[Web page and app entries]
■ ■ ■ ■ ■

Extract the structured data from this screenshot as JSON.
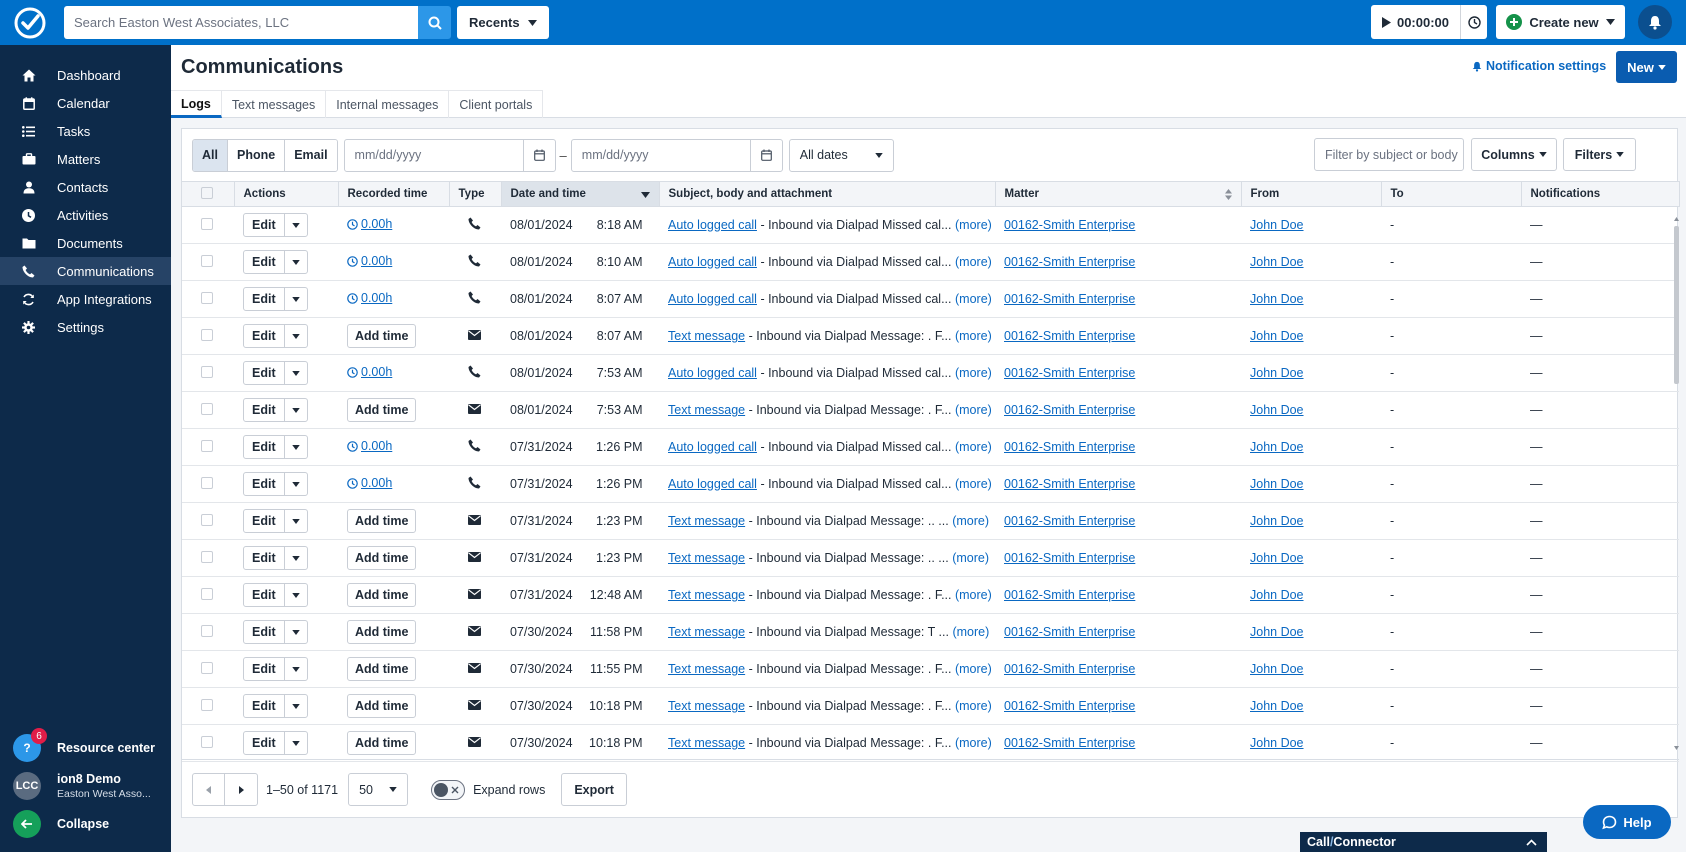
{
  "topbar": {
    "search_placeholder": "Search Easton West Associates, LLC",
    "recents_label": "Recents",
    "timer_value": "00:00:00",
    "create_new_label": "Create new"
  },
  "sidebar": {
    "items": [
      {
        "label": "Dashboard",
        "icon": "home-icon"
      },
      {
        "label": "Calendar",
        "icon": "calendar-icon"
      },
      {
        "label": "Tasks",
        "icon": "list-icon"
      },
      {
        "label": "Matters",
        "icon": "briefcase-icon"
      },
      {
        "label": "Contacts",
        "icon": "person-icon"
      },
      {
        "label": "Activities",
        "icon": "clock-icon"
      },
      {
        "label": "Documents",
        "icon": "folder-icon"
      },
      {
        "label": "Communications",
        "icon": "phone-icon",
        "active": true
      },
      {
        "label": "App Integrations",
        "icon": "sync-icon"
      },
      {
        "label": "Settings",
        "icon": "gear-icon"
      }
    ],
    "resource_center": {
      "label": "Resource center",
      "badge": "6"
    },
    "user": {
      "initials": "LCC",
      "name": "ion8 Demo",
      "firm": "Easton West Asso..."
    },
    "collapse_label": "Collapse"
  },
  "header": {
    "title": "Communications",
    "notification_settings": "Notification settings",
    "new_label": "New"
  },
  "tabs": [
    "Logs",
    "Text messages",
    "Internal messages",
    "Client portals"
  ],
  "filters": {
    "type_options": [
      "All",
      "Phone",
      "Email"
    ],
    "date_from_placeholder": "mm/dd/yyyy",
    "date_separator": "–",
    "date_to_placeholder": "mm/dd/yyyy",
    "date_range": "All dates",
    "filter_placeholder": "Filter by subject or body",
    "columns_label": "Columns",
    "filters_label": "Filters"
  },
  "table": {
    "columns": [
      "Actions",
      "Recorded time",
      "Type",
      "Date and time",
      "Subject, body and attachment",
      "Matter",
      "From",
      "To",
      "Notifications"
    ],
    "edit_label": "Edit",
    "add_time_label": "Add time",
    "more_label": "(more)",
    "rows": [
      {
        "rec": "0.00h",
        "type": "phone",
        "date": "08/01/2024",
        "time": "8:18 AM",
        "subj": "Auto logged call",
        "body": "- Inbound via Dialpad Missed cal...",
        "matter": "00162-Smith Enterprise",
        "from": "John Doe",
        "to": "-",
        "notif": "—"
      },
      {
        "rec": "0.00h",
        "type": "phone",
        "date": "08/01/2024",
        "time": "8:10 AM",
        "subj": "Auto logged call",
        "body": "- Inbound via Dialpad Missed cal...",
        "matter": "00162-Smith Enterprise",
        "from": "John Doe",
        "to": "-",
        "notif": "—"
      },
      {
        "rec": "0.00h",
        "type": "phone",
        "date": "08/01/2024",
        "time": "8:07 AM",
        "subj": "Auto logged call",
        "body": "- Inbound via Dialpad Missed cal...",
        "matter": "00162-Smith Enterprise",
        "from": "John Doe",
        "to": "-",
        "notif": "—"
      },
      {
        "rec": "",
        "type": "email",
        "date": "08/01/2024",
        "time": "8:07 AM",
        "subj": "Text message",
        "body": "- Inbound via Dialpad Message: . F...",
        "matter": "00162-Smith Enterprise",
        "from": "John Doe",
        "to": "-",
        "notif": "—"
      },
      {
        "rec": "0.00h",
        "type": "phone",
        "date": "08/01/2024",
        "time": "7:53 AM",
        "subj": "Auto logged call",
        "body": "- Inbound via Dialpad Missed cal...",
        "matter": "00162-Smith Enterprise",
        "from": "John Doe",
        "to": "-",
        "notif": "—"
      },
      {
        "rec": "",
        "type": "email",
        "date": "08/01/2024",
        "time": "7:53 AM",
        "subj": "Text message",
        "body": "- Inbound via Dialpad Message: . F...",
        "matter": "00162-Smith Enterprise",
        "from": "John Doe",
        "to": "-",
        "notif": "—"
      },
      {
        "rec": "0.00h",
        "type": "phone",
        "date": "07/31/2024",
        "time": "1:26 PM",
        "subj": "Auto logged call",
        "body": "- Inbound via Dialpad Missed cal...",
        "matter": "00162-Smith Enterprise",
        "from": "John Doe",
        "to": "-",
        "notif": "—"
      },
      {
        "rec": "0.00h",
        "type": "phone",
        "date": "07/31/2024",
        "time": "1:26 PM",
        "subj": "Auto logged call",
        "body": "- Inbound via Dialpad Missed cal...",
        "matter": "00162-Smith Enterprise",
        "from": "John Doe",
        "to": "-",
        "notif": "—"
      },
      {
        "rec": "",
        "type": "email",
        "date": "07/31/2024",
        "time": "1:23 PM",
        "subj": "Text message",
        "body": "- Inbound via Dialpad Message: .. ...",
        "matter": "00162-Smith Enterprise",
        "from": "John Doe",
        "to": "-",
        "notif": "—"
      },
      {
        "rec": "",
        "type": "email",
        "date": "07/31/2024",
        "time": "1:23 PM",
        "subj": "Text message",
        "body": "- Inbound via Dialpad Message: .. ...",
        "matter": "00162-Smith Enterprise",
        "from": "John Doe",
        "to": "-",
        "notif": "—"
      },
      {
        "rec": "",
        "type": "email",
        "date": "07/31/2024",
        "time": "12:48 AM",
        "subj": "Text message",
        "body": "- Inbound via Dialpad Message: . F...",
        "matter": "00162-Smith Enterprise",
        "from": "John Doe",
        "to": "-",
        "notif": "—"
      },
      {
        "rec": "",
        "type": "email",
        "date": "07/30/2024",
        "time": "11:58 PM",
        "subj": "Text message",
        "body": "- Inbound via Dialpad Message: T ...",
        "matter": "00162-Smith Enterprise",
        "from": "John Doe",
        "to": "-",
        "notif": "—"
      },
      {
        "rec": "",
        "type": "email",
        "date": "07/30/2024",
        "time": "11:55 PM",
        "subj": "Text message",
        "body": "- Inbound via Dialpad Message: . F...",
        "matter": "00162-Smith Enterprise",
        "from": "John Doe",
        "to": "-",
        "notif": "—"
      },
      {
        "rec": "",
        "type": "email",
        "date": "07/30/2024",
        "time": "10:18 PM",
        "subj": "Text message",
        "body": "- Inbound via Dialpad Message: . F...",
        "matter": "00162-Smith Enterprise",
        "from": "John Doe",
        "to": "-",
        "notif": "—"
      },
      {
        "rec": "",
        "type": "email",
        "date": "07/30/2024",
        "time": "10:18 PM",
        "subj": "Text message",
        "body": "- Inbound via Dialpad Message: . F...",
        "matter": "00162-Smith Enterprise",
        "from": "John Doe",
        "to": "-",
        "notif": "—"
      }
    ]
  },
  "footer": {
    "page_info": "1–50 of 1171",
    "per_page": "50",
    "expand_rows_label": "Expand rows",
    "export_label": "Export"
  },
  "call_connector": {
    "part1": "Call",
    "sep": "/",
    "part2": "Connector"
  },
  "help_label": "Help",
  "colors": {
    "brand": "#0070c9",
    "sidebar": "#0d2a4a",
    "link": "#0a68c2"
  }
}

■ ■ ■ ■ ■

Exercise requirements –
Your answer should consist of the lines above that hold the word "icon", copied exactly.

Answer –
        "icon": "home-icon"
        "icon": "calendar-icon"
        "icon": "list-icon"
        "icon": "briefcase-icon"
        "icon": "person-icon"
        "icon": "clock-icon"
        "icon": "folder-icon"
        "icon": "phone-icon",
        "icon": "sync-icon"
        "icon": "gear-icon"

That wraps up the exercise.